(Data excerpts)
┄┄┄┄┄┄┄┄┄┄┄┄┄┄┄┄┄┄┄┄

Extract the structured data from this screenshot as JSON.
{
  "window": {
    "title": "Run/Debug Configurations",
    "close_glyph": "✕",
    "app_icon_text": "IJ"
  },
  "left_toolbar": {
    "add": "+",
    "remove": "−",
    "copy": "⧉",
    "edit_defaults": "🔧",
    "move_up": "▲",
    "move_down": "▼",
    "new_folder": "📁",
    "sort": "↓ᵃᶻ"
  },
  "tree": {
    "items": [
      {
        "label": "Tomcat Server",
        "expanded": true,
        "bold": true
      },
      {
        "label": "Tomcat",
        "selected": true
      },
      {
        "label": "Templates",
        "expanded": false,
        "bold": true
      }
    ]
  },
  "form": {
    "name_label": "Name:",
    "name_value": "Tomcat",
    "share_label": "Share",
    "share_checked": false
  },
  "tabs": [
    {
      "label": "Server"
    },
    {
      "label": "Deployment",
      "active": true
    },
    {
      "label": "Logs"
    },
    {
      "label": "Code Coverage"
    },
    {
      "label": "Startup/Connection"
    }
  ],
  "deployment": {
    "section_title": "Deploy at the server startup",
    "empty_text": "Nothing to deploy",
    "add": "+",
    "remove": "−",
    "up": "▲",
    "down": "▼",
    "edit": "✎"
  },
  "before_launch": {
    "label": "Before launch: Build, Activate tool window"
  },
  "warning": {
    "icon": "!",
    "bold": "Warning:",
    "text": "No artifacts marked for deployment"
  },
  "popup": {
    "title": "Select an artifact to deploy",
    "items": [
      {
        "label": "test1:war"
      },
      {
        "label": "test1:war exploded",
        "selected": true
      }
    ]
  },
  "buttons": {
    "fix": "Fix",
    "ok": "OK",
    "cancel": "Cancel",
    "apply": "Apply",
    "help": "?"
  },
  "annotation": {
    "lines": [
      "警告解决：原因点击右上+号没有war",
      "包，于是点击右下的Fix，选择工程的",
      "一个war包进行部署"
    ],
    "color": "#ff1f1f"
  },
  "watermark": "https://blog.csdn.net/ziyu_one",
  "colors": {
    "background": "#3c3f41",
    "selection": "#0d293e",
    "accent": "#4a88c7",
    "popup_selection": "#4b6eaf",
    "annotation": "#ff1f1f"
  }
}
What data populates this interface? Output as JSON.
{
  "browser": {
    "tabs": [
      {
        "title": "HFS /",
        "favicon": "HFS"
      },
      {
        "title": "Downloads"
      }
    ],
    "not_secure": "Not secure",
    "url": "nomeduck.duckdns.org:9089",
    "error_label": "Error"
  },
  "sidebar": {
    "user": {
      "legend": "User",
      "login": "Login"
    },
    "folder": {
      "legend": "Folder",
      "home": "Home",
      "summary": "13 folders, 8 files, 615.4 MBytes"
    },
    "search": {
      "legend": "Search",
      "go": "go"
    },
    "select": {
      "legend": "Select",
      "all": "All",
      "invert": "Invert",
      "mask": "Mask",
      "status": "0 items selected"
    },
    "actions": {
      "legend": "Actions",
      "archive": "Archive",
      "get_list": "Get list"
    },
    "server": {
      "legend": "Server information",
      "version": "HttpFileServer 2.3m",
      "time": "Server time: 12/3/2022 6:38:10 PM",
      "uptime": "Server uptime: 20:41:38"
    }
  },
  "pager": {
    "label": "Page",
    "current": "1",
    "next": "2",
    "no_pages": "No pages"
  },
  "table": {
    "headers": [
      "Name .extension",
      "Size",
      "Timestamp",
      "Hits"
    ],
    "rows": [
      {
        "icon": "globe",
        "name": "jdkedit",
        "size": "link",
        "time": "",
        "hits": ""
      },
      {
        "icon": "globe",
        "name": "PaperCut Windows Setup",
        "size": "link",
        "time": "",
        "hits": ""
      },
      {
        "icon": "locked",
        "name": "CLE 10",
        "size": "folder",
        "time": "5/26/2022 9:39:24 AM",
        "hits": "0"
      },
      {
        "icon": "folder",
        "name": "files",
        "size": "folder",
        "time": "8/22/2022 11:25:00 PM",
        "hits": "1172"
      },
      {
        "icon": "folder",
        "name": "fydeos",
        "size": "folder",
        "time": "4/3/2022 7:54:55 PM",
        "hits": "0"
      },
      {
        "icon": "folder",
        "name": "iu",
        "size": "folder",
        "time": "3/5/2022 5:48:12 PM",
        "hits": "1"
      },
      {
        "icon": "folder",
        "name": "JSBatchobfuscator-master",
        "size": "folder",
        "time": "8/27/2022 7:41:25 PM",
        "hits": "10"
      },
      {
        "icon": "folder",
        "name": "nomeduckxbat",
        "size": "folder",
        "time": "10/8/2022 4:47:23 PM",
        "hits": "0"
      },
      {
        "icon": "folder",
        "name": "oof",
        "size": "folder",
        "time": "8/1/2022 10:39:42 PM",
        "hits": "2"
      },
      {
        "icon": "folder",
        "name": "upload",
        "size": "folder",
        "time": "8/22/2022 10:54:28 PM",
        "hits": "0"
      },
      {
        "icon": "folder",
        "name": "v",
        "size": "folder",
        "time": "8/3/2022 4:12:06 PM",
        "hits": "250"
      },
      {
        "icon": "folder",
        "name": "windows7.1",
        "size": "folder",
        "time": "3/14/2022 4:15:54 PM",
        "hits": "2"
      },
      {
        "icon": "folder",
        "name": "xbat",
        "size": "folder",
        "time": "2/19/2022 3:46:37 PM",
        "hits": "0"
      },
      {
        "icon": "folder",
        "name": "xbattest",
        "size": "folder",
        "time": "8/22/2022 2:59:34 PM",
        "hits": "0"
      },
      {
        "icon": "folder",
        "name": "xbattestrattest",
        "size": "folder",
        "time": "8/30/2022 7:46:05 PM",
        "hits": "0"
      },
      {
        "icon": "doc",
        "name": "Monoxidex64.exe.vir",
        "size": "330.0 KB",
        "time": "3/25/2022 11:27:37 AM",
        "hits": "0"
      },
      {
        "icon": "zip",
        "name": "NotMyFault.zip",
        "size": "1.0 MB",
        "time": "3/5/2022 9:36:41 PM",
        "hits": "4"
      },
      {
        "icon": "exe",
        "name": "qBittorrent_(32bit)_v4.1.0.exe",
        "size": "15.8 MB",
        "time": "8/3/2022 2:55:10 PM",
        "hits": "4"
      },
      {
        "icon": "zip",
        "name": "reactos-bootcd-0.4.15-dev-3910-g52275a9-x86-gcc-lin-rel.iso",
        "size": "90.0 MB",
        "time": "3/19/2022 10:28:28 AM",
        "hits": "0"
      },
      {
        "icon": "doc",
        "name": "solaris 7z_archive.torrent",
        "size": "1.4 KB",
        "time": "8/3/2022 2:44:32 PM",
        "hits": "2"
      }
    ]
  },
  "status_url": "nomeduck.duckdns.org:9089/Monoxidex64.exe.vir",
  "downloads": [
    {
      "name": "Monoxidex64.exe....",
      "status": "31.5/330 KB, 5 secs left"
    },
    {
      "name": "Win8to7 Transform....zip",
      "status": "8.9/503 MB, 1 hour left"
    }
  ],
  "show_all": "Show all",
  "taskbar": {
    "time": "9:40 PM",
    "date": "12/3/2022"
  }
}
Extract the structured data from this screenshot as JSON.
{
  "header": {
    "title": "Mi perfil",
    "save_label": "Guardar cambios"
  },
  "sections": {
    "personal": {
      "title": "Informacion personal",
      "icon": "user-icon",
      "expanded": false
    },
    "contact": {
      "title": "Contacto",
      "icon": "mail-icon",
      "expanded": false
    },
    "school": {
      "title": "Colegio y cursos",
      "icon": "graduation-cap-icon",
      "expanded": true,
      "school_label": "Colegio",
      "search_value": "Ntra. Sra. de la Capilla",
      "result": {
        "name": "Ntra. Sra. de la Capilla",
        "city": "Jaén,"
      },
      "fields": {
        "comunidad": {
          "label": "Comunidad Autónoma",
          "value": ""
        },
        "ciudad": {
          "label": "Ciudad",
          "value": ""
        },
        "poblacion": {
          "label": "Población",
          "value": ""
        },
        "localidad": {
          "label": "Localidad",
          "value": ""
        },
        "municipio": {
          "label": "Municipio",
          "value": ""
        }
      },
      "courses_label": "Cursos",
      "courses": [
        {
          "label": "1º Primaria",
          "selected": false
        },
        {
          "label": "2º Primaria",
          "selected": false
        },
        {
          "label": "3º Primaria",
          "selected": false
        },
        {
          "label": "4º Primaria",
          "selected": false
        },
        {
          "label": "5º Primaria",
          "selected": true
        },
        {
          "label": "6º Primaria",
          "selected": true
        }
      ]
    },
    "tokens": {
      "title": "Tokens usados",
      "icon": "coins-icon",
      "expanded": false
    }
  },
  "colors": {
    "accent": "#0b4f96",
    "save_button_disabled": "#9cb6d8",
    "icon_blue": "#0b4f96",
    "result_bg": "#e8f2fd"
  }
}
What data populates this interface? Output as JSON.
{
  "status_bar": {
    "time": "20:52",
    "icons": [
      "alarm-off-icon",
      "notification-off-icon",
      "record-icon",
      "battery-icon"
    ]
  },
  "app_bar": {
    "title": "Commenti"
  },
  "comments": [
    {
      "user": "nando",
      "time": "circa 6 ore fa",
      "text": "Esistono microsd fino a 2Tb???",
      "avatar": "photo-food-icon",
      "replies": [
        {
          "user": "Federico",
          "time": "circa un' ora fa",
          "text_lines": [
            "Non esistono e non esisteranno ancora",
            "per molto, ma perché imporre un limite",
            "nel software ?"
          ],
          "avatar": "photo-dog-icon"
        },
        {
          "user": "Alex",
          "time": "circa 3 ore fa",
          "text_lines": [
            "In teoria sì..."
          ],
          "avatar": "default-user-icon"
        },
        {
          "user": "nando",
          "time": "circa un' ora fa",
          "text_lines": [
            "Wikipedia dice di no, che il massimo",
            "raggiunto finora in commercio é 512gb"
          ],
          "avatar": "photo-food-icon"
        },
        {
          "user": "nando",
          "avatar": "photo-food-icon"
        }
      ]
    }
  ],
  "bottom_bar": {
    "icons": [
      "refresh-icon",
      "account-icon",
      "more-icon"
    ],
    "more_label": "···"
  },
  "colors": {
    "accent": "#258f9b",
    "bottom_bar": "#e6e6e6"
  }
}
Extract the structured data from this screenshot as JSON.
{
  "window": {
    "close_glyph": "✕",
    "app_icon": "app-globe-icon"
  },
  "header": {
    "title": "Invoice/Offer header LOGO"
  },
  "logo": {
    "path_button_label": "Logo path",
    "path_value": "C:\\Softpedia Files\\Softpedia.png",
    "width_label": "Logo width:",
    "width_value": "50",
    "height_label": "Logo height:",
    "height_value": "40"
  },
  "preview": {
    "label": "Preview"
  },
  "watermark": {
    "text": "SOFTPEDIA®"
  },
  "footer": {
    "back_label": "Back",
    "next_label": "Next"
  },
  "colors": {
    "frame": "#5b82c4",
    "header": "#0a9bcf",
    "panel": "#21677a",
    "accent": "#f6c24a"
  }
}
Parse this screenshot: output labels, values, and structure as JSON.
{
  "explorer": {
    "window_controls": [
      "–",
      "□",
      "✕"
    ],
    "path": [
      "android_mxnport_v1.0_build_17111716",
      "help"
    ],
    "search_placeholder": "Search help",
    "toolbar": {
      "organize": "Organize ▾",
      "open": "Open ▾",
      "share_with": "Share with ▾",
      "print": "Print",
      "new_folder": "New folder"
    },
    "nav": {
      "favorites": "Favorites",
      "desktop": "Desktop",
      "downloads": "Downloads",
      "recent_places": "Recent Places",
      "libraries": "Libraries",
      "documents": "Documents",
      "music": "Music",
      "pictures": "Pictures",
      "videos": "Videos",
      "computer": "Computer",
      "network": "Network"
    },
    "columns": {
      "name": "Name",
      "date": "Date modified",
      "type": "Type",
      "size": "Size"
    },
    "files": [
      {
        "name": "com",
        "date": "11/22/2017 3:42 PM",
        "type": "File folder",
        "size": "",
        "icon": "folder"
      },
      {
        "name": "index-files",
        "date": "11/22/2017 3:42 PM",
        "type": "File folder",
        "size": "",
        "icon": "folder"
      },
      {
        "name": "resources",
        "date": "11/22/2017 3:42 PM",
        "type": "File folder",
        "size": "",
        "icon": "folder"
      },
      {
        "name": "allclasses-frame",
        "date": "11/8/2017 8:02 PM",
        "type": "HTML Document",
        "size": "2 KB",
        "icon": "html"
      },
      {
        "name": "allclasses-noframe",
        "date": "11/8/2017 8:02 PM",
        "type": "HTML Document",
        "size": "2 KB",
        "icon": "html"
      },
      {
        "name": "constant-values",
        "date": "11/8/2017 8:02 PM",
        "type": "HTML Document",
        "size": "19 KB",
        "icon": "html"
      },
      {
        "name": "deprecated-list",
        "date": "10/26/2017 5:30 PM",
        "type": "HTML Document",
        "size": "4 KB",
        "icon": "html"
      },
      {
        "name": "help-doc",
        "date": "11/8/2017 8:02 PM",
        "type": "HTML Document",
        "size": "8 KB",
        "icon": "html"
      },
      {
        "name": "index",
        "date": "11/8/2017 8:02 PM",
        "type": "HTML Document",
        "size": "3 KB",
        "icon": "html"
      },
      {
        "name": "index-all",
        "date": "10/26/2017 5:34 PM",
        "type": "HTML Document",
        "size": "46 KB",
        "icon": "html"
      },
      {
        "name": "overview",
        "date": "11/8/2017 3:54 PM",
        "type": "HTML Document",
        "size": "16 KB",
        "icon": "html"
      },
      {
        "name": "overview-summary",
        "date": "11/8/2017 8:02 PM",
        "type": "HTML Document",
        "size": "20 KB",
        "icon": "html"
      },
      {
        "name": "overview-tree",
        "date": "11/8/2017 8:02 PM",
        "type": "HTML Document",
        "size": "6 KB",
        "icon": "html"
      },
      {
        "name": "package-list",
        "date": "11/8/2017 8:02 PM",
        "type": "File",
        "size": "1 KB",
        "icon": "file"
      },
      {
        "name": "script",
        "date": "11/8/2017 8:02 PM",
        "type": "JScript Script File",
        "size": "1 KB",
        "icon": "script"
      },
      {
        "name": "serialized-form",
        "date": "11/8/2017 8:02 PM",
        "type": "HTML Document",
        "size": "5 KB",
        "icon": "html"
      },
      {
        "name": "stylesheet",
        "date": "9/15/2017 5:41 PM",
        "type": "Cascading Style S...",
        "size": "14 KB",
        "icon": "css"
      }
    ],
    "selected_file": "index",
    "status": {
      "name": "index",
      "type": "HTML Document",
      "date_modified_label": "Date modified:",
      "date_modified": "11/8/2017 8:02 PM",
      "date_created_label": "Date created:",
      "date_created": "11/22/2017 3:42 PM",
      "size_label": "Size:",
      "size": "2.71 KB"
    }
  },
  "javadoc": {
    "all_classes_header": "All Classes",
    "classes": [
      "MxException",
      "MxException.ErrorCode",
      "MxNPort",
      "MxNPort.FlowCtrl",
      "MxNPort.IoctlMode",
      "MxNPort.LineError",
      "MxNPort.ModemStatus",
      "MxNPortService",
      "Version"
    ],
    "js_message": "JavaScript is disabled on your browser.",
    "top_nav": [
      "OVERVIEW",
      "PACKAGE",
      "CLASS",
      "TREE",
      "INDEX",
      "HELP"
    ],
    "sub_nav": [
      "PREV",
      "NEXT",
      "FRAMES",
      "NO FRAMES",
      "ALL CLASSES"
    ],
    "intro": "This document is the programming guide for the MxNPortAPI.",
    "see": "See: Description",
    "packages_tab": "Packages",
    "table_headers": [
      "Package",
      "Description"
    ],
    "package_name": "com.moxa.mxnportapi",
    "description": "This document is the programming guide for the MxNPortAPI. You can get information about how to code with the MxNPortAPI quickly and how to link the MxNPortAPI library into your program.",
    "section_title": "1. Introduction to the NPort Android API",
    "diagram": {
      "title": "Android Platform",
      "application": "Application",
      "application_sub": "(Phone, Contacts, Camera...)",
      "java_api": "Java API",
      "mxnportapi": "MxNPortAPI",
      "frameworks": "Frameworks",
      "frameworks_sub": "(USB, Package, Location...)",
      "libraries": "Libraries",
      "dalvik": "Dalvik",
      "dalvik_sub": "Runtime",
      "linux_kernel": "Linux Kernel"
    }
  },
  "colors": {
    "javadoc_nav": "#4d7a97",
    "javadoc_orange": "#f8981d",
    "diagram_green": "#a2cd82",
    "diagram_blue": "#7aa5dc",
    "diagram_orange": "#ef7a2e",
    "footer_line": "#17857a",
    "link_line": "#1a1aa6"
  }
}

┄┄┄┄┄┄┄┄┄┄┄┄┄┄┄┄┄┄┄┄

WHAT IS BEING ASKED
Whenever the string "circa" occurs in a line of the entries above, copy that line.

SOLUTION
      "time": "circa 6 ore fa",
          "time": "circa un' ora fa",
          "time": "circa 3 ore fa",
          "time": "circa un' ora fa",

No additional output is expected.